In a new opinion piece for Music Week, Talwar highlights the changes in the overall industry landscape between the present day and 2016, when the survey was first launched. However, he stresses the need for more support across the business.
Among the findings of last year's edition was the revelation that people who identified as Black or Black British represented 12.6% of the workforce at Entry Level, but only 6.4% at Senior Level, while those who identified as White accounted for 65.4% at Entry Level and 80.1% at Senior Level.
"We are all diverse in some way, which is why we need everyone to contribute," Talwar writes. "We need to hear your voices. It’s not just a box ticking exercise."
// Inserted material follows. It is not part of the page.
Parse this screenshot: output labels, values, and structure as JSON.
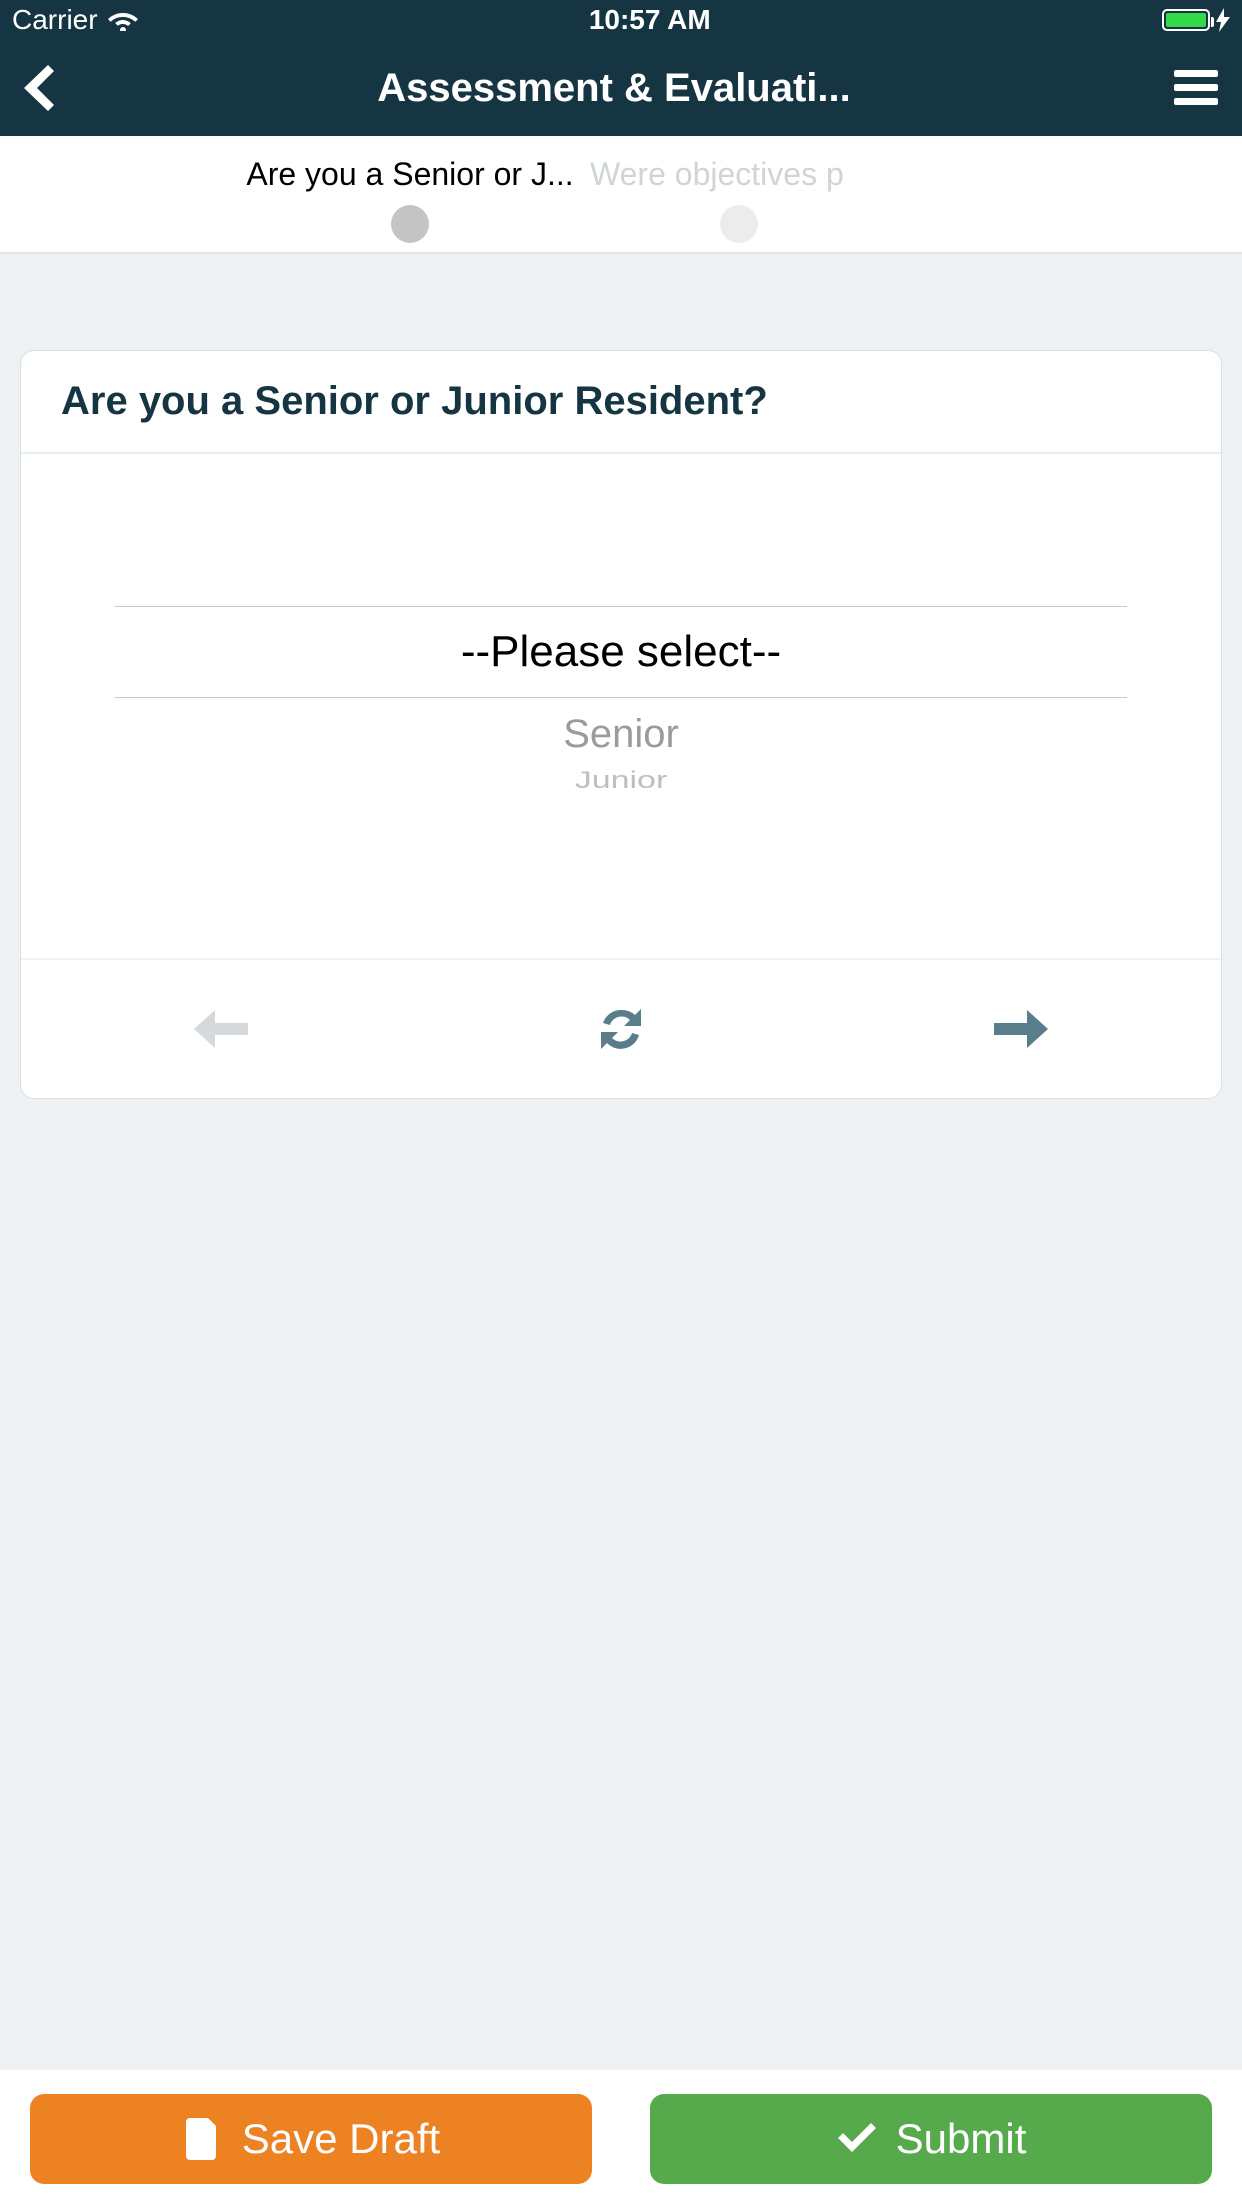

Read Ammo Talwar's piece in full below:
UK Music launched its Workforce Diversity Survey back in 2016, driven by its newly formed Diversity Taskforce, led by the formidable Keith Harris.
They say the past is another country; certainly, those were different days. There was no pandemic, no Partygate and no Genshin Impact. Instead, there was the EU referendum, the US elections and Pokémon Go. We lost David Bowie and Prince and have since found the likes of Bugzy Malone and Dua Lipa.
The focus around diversity in the music industry had been on the performers themselves; this new survey was our first opportunity to really connect with the thousands of people working behind the scenes.
UK Music now has six years of data measuring the music industry's workforce diversity. But what good is it doing us?
The Ten-Point Plan – a considered, cohesive approach to strategic action launched in 2020 – was only possible by analysis of data trends revealed by the survey. With UK Music's members (including AIM, BPI, FAC, Ivors Academy, MMF, MPA, MPG, Musicians’ Union, PPL and PRS For Music) all behind it, we are helping to shape a newer, better, more equitable and ultimately stronger music industry.
2020 was also the year the pandemic hit and George Floyd was murdered; pausing the industry for Black Out Tuesday and socially distancing us throughout lockdown. Change was – and is – in the air.
How do I know? As well as being the chair of the Diversity Taskforce, I’m CEO of PUNCH in Birmingham. I see the challenges and changes for equity, diversity and inclusion in my hometown. Artists like Mist, Lady Leshurr, Jaykae and Millionz have amplified the city's contemporary voice, moving the dial so youngsters like Sipho and Indigo Marshall can be heard more easily. Peaky Blinders has brought our swaggering street life to a global audience, pushing aside anyone who had always been ashamed of Brum's history as a working class melting pot. It's also the home to the new and cool creative spaces being shaped by our industry ones to watch, such as Meta’s Sade Omojowo and rising A&R Muna Ruumi.
However, we now need to ensurethat the Ten-Point Plan commitment is consistent and spread throughout the industry – from businesses in live, recorded, publishing, to representatives like managers, lawyers and accountants. We also need this to be the case across the whole of the UK, so we are – dare I say the word – levelling up.
We are helping to shape a newer, better, more equitable and ultimately stronger music industry
As 2022 rolls on, we almost won Eurovision, ABBA are back, and Knucks is on the verge of stardom – and we’ve launched the fourth UK Music Workforce Diversity Survey.
The survey means we’ll have seven years’ worth of data measuring the music industry workforce diversity. Tracking this information is vital because the more data we collect the clearer patterns emerge and the greater understanding we have of the make-up of the industry – more importantly it shows us where to put energy and resources.
This is why we need everyone to get behind this campaign. We are all diverse in some way, which is why we need everyone to contribute. We need to hear your voices. It’s not just a box ticking exercise – we want to gather qualitative data that gives people a chance to share their stories and lived experiences.
By delving deeper into our industry to gain a greater understanding of the experiences, we will be able to build a better knowledge of the needs of our workforce and how we can make it more inclusive for all, especially those with protected characteristics and from low socioeconomic backgrounds.
This survey data will help inform the work of the UK Music Diversity Taskforce and UK Music, who will produce a report on the findings of the survey.
Let’s not let the lessons we learned since 2016 about building a better music industry for everyone be sidelined, especially now that life for many has returned to ‘normal’. Normal is outdated. We want something different. Help us do this by filling out the UK Music Workforce Diversity Survey.